# Data records for software interfaces:
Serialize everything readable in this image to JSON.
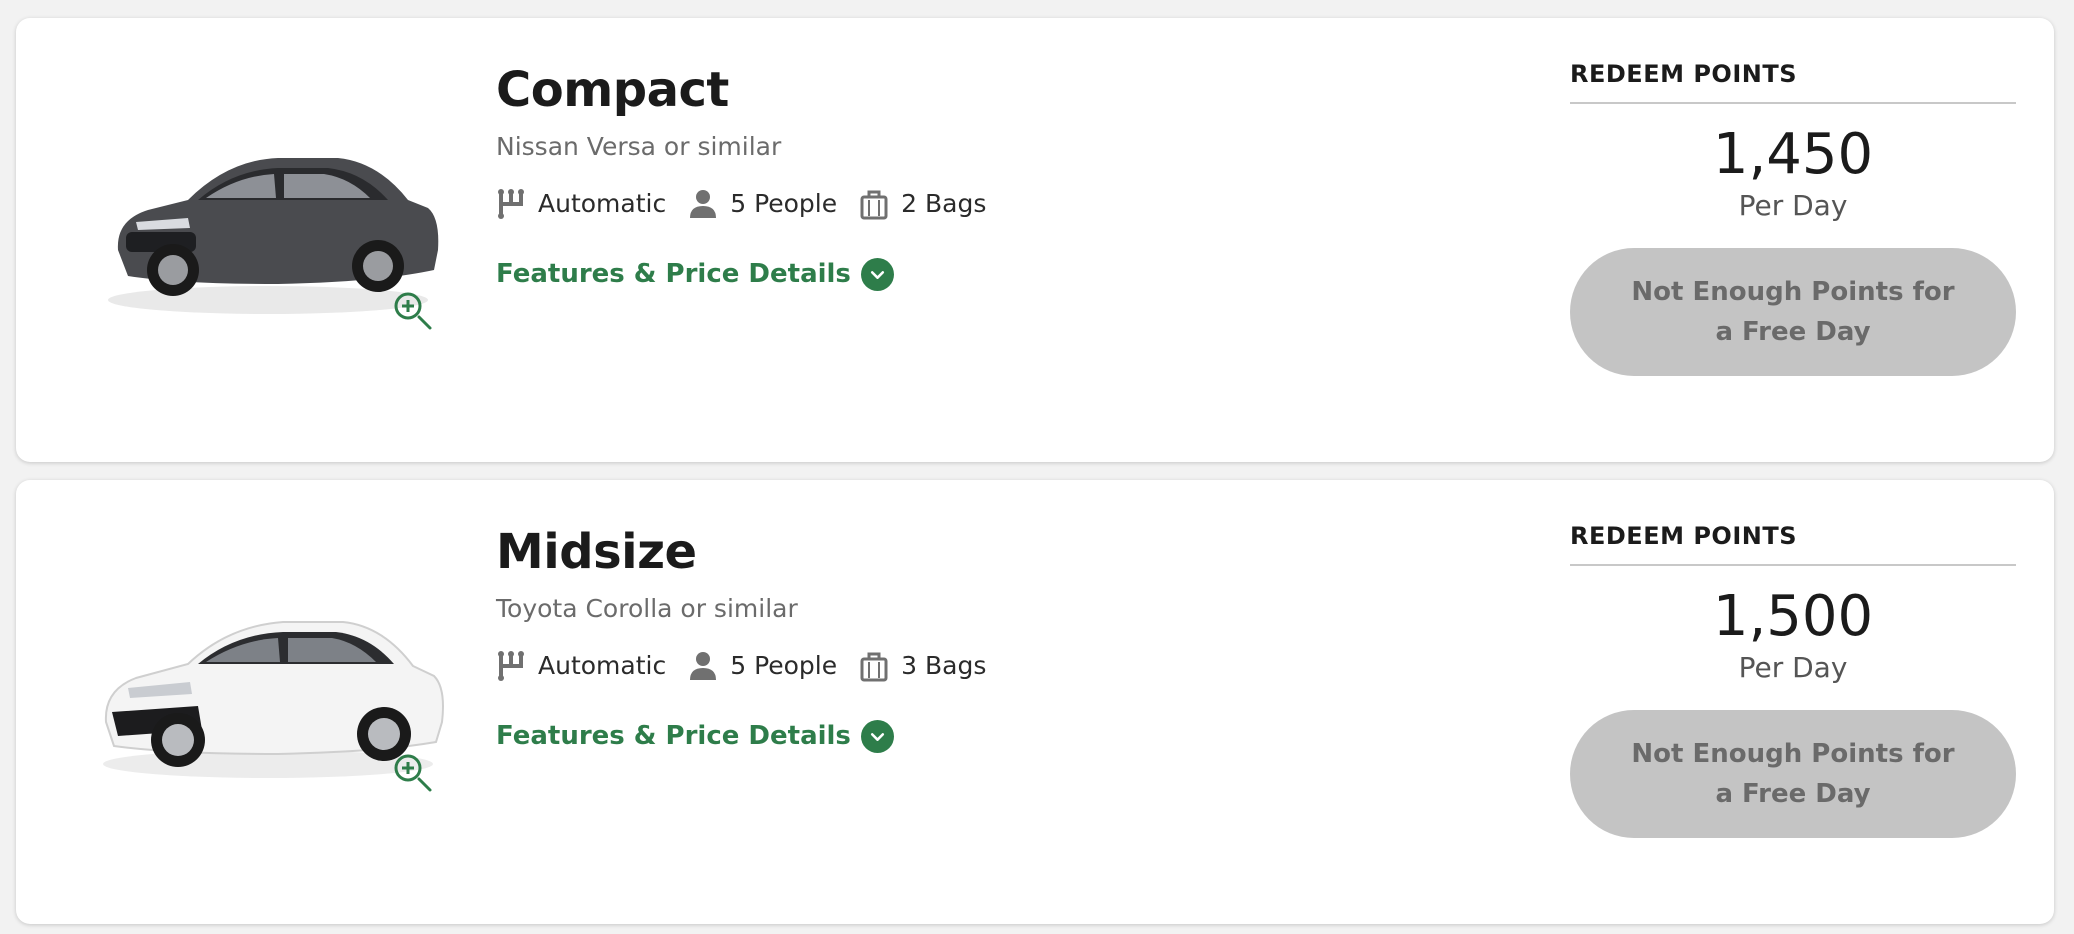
{
  "colors": {
    "accent_green": "#2e7d4a",
    "disabled_button": "#c4c4c4",
    "page_background": "#f2f2f2"
  },
  "vehicles": [
    {
      "class_name": "Compact",
      "model": "Nissan Versa or similar",
      "car_color": "dark-gray",
      "transmission": "Automatic",
      "people": "5 People",
      "bags": "2 Bags",
      "details_link": "Features & Price Details",
      "redeem_title": "REDEEM POINTS",
      "points": "1,450",
      "per_day": "Per Day",
      "button_label": "Not Enough Points for a Free Day"
    },
    {
      "class_name": "Midsize",
      "model": "Toyota Corolla or similar",
      "car_color": "white",
      "transmission": "Automatic",
      "people": "5 People",
      "bags": "3 Bags",
      "details_link": "Features & Price Details",
      "redeem_title": "REDEEM POINTS",
      "points": "1,500",
      "per_day": "Per Day",
      "button_label": "Not Enough Points for a Free Day"
    }
  ],
  "icons": {
    "zoom": "zoom-in-icon",
    "transmission": "gear-shift-icon",
    "people": "person-icon",
    "bags": "bag-icon",
    "chevron": "chevron-down-icon"
  }
}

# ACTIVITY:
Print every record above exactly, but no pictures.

# SOLUTION TO THIS PROBLEM:
Serialize everything readable in this image to JSON.
{
  "colors": {
    "accent_green": "#2e7d4a",
    "disabled_button": "#c4c4c4",
    "page_background": "#f2f2f2"
  },
  "vehicles": [
    {
      "class_name": "Compact",
      "model": "Nissan Versa or similar",
      "car_color": "dark-gray",
      "transmission": "Automatic",
      "people": "5 People",
      "bags": "2 Bags",
      "details_link": "Features & Price Details",
      "redeem_title": "REDEEM POINTS",
      "points": "1,450",
      "per_day": "Per Day",
      "button_label": "Not Enough Points for a Free Day"
    },
    {
      "class_name": "Midsize",
      "model": "Toyota Corolla or similar",
      "car_color": "white",
      "transmission": "Automatic",
      "people": "5 People",
      "bags": "3 Bags",
      "details_link": "Features & Price Details",
      "redeem_title": "REDEEM POINTS",
      "points": "1,500",
      "per_day": "Per Day",
      "button_label": "Not Enough Points for a Free Day"
    }
  ],
  "icons": {
    "zoom": "zoom-in-icon",
    "transmission": "gear-shift-icon",
    "people": "person-icon",
    "bags": "bag-icon",
    "chevron": "chevron-down-icon"
  }
}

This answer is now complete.